As regional states disintegrate, this is the worst moment for a void in global leadership. Alongside Trump’s sledgehammer-wielding, bull-in-a-china-shop approach to foreign policy, the Europeans have forgotten about the region altogether, while Russia, Turkey, Iran and China squabble over the remaining nooks and crannies of scorched earth. If there was any justice, proxies like Nasrallah, Al-Amiri and Qais Al-Khazali would be tried for treason, having sold out their countrymen and wreaked death and destruction in their service of a foreign power.
Yet perhaps the moment of reckoning is coming sooner than we realize. Panicky and contradictory statements reflect the decrepit confusion befalling the Islamic Republic’s leadership. Khamenei can trumpet the threadbare achievements of his “resistance economy” all he likes, but the only thing he’s resisting these days is the aspirations of his own people.
Like rats deserting a sinking ship, when the Islamic Republic ultimately does implode, Tehran’s region-wide traitors and lackeys will be packing suitcases overflowing with stolen money and rushing to catch the first flight to Venezuela, while Iraqis and Lebanese celebrate their new-found freedom.

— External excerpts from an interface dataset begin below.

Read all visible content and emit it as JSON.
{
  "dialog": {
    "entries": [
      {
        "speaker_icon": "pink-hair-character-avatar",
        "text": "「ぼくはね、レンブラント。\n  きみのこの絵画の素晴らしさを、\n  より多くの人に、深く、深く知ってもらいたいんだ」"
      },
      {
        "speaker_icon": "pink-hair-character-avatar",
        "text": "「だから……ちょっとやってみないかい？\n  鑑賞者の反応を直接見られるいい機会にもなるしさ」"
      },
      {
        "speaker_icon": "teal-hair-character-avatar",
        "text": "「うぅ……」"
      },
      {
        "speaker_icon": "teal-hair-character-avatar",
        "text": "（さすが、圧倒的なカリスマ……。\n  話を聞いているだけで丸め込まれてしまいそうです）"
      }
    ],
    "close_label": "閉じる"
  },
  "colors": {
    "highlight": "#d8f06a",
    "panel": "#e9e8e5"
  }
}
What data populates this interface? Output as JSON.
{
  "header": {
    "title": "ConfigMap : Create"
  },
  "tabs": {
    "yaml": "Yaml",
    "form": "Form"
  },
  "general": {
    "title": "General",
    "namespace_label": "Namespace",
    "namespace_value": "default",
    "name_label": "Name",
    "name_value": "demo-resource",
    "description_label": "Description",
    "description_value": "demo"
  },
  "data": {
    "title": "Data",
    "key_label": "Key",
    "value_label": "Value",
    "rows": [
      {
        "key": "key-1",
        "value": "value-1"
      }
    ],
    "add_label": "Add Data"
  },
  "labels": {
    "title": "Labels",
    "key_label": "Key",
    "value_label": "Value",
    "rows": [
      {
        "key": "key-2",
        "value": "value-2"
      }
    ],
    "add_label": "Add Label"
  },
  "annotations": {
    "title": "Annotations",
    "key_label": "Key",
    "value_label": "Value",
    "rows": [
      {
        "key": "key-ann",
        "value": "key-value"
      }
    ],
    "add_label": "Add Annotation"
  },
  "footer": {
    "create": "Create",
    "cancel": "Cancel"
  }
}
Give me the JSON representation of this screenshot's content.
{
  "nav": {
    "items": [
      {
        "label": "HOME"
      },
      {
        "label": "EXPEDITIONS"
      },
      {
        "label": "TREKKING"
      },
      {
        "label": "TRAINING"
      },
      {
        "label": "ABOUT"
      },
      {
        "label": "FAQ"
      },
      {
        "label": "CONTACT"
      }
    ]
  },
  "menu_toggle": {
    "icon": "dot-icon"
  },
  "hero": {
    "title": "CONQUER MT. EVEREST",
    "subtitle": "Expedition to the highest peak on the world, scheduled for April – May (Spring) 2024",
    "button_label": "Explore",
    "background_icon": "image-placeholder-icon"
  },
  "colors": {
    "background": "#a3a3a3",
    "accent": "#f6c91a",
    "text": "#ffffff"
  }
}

With fresh recollections of how Muammar Qaddafi and Ali Abdullah Saleh met their miserable ends, Nasrallah, Al-Amiri and Al-Khazali may even prefer throwing themselves at the mercy of Israel’s prison system, rather than face the wrath of their own people.
- Baria Alamuddin is an award-winning journalist and broadcaster in the Middle East and the UK. She is editor of the Media Services Syndicate and has interviewed numerous heads of state.